> To do: Check each line of the listing for the word "username" and report the ones that have it.

┌────────

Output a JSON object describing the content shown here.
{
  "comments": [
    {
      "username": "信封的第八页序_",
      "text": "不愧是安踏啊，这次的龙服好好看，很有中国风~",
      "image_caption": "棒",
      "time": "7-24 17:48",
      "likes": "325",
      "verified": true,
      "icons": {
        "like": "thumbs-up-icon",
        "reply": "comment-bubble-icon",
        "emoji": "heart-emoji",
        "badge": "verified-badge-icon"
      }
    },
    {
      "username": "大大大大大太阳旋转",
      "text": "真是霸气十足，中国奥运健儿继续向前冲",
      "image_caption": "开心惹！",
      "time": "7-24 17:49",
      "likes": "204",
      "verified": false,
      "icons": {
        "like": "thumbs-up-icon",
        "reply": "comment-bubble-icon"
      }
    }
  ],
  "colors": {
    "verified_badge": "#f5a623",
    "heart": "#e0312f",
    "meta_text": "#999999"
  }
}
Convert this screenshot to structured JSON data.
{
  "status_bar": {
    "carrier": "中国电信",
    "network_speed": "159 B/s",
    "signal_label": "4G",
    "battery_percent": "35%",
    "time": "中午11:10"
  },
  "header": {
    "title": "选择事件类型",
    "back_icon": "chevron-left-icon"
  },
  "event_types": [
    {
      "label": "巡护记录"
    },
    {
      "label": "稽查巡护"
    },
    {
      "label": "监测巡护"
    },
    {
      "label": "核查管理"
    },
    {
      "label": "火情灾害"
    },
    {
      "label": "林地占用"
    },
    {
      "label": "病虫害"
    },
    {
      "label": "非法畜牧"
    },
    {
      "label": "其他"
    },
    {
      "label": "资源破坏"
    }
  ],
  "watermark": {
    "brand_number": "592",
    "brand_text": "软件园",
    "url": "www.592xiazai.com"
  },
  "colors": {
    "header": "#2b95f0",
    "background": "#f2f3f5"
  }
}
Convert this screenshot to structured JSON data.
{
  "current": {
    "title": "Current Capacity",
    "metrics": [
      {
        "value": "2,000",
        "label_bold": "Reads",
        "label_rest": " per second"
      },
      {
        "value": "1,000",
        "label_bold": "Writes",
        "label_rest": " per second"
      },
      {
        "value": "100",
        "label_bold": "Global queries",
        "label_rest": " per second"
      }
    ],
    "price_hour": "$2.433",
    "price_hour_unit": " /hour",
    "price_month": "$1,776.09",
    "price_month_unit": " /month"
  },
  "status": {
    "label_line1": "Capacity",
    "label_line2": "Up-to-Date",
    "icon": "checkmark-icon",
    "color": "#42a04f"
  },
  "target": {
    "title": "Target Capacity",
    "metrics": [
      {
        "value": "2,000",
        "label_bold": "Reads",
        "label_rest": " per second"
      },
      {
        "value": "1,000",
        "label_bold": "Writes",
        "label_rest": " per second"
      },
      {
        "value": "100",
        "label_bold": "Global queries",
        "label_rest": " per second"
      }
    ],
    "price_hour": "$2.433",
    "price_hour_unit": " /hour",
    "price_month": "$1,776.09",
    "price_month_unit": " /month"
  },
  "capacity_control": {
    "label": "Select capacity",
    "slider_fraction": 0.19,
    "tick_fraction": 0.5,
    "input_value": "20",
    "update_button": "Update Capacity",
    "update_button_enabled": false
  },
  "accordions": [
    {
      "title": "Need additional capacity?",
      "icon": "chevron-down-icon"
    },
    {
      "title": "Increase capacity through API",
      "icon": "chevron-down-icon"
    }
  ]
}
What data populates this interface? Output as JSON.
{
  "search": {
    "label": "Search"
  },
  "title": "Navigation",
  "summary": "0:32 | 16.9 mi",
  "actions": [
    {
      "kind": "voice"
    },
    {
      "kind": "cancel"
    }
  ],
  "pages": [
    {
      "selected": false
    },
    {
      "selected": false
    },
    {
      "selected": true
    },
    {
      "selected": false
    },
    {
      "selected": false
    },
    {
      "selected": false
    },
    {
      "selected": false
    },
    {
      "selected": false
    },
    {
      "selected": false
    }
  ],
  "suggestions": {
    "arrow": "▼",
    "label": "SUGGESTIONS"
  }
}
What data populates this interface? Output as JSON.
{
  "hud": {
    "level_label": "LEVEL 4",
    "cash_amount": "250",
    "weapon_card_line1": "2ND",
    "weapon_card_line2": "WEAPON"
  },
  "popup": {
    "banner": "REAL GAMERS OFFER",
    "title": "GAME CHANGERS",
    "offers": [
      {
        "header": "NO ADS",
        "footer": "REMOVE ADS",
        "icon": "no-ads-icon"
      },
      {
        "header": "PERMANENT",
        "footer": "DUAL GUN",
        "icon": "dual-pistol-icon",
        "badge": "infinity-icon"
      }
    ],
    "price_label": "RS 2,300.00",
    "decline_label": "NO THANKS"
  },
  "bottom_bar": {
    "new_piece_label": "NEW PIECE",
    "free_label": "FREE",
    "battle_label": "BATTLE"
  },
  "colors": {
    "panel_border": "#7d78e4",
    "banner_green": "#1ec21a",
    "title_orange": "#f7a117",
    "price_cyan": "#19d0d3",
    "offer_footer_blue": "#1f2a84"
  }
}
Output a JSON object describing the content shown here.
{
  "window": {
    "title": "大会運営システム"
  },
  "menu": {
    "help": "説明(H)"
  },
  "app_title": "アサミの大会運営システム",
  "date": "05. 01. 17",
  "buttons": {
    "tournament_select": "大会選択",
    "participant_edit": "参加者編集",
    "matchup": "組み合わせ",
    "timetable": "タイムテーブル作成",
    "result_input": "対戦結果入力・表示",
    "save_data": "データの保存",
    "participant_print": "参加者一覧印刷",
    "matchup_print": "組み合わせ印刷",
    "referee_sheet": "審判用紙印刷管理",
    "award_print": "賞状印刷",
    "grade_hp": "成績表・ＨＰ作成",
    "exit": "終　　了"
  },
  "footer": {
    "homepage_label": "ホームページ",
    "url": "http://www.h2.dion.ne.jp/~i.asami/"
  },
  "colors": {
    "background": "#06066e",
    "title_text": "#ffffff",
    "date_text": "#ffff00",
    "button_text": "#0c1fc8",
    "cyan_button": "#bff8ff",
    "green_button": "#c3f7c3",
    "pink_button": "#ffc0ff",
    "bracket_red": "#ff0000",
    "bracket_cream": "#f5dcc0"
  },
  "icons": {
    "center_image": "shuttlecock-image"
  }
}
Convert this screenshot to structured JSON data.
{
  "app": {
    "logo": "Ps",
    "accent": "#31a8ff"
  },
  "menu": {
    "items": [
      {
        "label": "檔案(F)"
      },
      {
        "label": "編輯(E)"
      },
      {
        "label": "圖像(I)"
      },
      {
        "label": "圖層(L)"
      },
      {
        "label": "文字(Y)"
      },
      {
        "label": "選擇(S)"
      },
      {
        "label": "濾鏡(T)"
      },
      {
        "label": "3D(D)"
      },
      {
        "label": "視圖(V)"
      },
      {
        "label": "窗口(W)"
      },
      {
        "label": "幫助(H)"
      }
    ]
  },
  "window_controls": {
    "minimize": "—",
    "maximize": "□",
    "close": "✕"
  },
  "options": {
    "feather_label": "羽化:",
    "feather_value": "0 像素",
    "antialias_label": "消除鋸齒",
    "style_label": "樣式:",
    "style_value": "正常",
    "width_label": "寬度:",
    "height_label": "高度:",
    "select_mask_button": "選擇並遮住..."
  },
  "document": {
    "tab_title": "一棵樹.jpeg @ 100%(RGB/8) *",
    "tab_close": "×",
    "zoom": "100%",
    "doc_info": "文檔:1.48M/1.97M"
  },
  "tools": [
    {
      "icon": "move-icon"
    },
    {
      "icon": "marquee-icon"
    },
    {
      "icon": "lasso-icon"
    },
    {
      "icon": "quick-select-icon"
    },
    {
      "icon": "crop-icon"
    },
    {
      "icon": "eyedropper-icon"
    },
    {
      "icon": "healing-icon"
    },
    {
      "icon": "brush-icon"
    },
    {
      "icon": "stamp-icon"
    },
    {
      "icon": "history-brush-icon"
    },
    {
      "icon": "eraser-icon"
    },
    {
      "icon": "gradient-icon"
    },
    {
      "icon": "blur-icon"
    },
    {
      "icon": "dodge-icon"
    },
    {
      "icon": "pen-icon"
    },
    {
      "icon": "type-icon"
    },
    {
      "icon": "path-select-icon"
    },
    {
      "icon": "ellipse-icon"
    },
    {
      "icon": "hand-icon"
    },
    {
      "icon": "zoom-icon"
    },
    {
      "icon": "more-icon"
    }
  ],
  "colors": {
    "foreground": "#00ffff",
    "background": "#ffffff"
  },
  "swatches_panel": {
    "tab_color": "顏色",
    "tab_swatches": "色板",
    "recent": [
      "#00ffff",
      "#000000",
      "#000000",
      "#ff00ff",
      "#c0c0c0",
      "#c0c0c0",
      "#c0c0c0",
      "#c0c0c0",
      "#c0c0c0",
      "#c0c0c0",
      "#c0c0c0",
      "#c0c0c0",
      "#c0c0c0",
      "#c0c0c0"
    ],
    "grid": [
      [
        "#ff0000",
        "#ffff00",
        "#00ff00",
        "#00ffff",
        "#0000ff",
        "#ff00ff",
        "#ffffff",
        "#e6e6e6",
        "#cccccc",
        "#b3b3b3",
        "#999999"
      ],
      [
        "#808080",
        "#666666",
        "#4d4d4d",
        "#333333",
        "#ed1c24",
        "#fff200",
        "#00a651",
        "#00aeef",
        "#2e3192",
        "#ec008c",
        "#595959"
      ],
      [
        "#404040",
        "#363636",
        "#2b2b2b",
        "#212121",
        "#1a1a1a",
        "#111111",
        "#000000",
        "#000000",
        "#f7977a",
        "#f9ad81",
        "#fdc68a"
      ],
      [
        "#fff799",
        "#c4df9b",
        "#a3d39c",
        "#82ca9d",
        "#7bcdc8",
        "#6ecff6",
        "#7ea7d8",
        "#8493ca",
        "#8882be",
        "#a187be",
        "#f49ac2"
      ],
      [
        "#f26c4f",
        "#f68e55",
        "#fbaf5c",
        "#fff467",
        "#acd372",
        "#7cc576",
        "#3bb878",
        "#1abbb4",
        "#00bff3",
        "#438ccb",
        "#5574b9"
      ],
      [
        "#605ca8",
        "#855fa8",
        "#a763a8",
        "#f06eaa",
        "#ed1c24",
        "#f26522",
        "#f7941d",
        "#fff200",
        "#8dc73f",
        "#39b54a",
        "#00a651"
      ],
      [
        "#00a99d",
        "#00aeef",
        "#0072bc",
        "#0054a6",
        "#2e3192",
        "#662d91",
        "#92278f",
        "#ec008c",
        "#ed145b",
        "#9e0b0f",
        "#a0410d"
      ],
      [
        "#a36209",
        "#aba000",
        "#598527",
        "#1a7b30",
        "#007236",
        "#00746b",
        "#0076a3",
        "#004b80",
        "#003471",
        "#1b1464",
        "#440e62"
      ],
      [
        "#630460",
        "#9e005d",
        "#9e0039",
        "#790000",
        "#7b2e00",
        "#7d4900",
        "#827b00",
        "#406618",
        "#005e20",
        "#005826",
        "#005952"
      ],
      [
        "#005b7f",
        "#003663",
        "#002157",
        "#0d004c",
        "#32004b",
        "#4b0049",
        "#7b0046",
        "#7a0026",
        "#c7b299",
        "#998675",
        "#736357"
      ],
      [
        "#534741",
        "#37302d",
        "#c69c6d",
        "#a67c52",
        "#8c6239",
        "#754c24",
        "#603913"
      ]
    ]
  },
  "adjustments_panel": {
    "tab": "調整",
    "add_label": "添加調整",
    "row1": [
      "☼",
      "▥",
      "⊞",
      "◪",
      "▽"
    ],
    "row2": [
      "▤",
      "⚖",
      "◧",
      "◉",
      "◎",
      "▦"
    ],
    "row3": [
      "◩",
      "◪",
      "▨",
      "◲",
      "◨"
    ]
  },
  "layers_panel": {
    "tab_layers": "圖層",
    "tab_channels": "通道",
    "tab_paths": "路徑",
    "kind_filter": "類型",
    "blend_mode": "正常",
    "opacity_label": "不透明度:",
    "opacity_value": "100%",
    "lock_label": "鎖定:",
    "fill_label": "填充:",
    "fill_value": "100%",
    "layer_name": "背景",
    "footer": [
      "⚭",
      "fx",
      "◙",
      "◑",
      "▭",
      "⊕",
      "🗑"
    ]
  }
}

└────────

> Output for this task:
      "username": "信封的第八页序_",
      "username": "大大大大大太阳旋转",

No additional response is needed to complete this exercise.